Promotional materials also list another key feature – that prices will be 20% lower than comparable units in Toronto. Overt affordability comparisons also seem to be a new trend when marketing our city to those down the highway. And that can cause more than a few of us to bristle. Being a lower priced alternative to Toronto doesn’t exactly play to our HamOnt pride. But, while cost-of-entry is a big selling point, there are plenty of others to complement.
Brad is one of a number who have drawn a link between Hamilton and Brooklyn. While the scope is enormously different, there are similarities to our relationship with Toronto and theirs with Manhattan. And of course, a common denominator is the more affordable cost of living. But Brad explains that there is a more emotional and intangible tie with Brooklyn. “I believe there is a cultural parallel. Over the years, Hamilton has progressed from its past as a steel town to a city rich in culture and community,” he explains. “The focus has shifted from heavy industry to art crawls, galleries and some phenomenal restaurants. It is undeniably in the midst of a cultural renaissance.”
“The focus has shifted from heavy industry to art crawls, galleries and some phenomenal restaurants. It is undeniably in the midst of a cultural renaissance.”

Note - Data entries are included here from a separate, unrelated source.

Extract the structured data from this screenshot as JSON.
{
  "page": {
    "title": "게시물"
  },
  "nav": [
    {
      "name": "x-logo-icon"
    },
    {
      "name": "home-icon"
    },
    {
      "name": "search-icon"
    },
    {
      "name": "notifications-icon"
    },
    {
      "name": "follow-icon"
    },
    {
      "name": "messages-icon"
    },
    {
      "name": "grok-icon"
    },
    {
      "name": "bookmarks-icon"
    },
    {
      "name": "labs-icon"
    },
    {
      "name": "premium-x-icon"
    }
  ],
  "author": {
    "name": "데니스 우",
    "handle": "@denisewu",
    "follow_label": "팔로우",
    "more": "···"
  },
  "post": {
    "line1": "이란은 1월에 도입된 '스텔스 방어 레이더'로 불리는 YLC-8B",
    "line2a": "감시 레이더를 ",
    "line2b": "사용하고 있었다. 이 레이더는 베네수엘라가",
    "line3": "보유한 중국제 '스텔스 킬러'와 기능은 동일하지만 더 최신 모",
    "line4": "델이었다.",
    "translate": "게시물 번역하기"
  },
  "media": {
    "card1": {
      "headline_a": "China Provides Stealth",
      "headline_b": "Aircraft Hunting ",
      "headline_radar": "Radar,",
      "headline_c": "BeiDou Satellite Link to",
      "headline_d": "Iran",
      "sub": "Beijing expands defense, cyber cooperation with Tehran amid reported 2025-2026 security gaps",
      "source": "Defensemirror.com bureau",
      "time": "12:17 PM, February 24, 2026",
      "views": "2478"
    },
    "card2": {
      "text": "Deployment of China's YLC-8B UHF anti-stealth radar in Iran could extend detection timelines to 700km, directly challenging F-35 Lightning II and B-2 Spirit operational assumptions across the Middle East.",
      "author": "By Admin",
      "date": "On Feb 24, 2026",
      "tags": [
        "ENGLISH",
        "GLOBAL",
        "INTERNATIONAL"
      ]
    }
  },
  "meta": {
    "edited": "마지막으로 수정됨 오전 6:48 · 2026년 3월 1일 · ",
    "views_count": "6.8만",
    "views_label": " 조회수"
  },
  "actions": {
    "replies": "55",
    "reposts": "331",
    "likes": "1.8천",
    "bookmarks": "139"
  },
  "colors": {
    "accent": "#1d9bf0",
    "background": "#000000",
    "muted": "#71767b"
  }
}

Hearing a successful Toronto-developer draw these comparisons gives plenty of fuel for Hamilton’s new-found optimism. Or, one would think, anyway. I’ve been in enough coffee shop conversations to know that there’s a prevalent air of concern when it comes to anything from Toronto. I’m sure the editors of BlogTO can attest to this. Even the recent Hamilton Consulate initiative – where the economic and civic leaders of our city plunked a presentation centre right in downtown Toronto – was met with its share of mild scoffing. But to have caught the eye of developers willing to make a significant investment in our downtown, and who appear to be exercising an understanding of the cultural fabric, is a feat to be celebrated. And, if we play our cards right, we can enable this momentum to continue.
As objectively as possible for someone with a few million investment dollars involved, Brad offers some insights as to how our city policy-makers can help keep things moving in the right direction. Embracing the new and different is an important aspect of that. “Hamilton ratepayers and the municipal government need to allow good change to take place,” he says. “There may be a tendency to get cocky and restrictive with the coming attention and that won’t be good for Hamilton. In the early stages of a city’s re-energization (as Toronto did post 1996), there needs to be an openness to ideas and a patience in maximizing fee generation at the city level. If you build it, they will come.”
Television City is an impressive project that will not only enhance our skyline, it’s another push toward changing the old perceptions of Hamilton. Perhaps we can even give ourselves a pat on the back for our part in all of this. There’s no doubt that the vibe has changed. Through a lot of effort from a lot of people we’ve created an environment that people want to be a part of. We’ve shared Hamilton’s story of resurgence far and wide – arguably better than any other city in our situation has. And now developers like Brad Lamb want in on it. For those who have lived through Hamilton’s blighted past, that’s a pretty remarkable reward.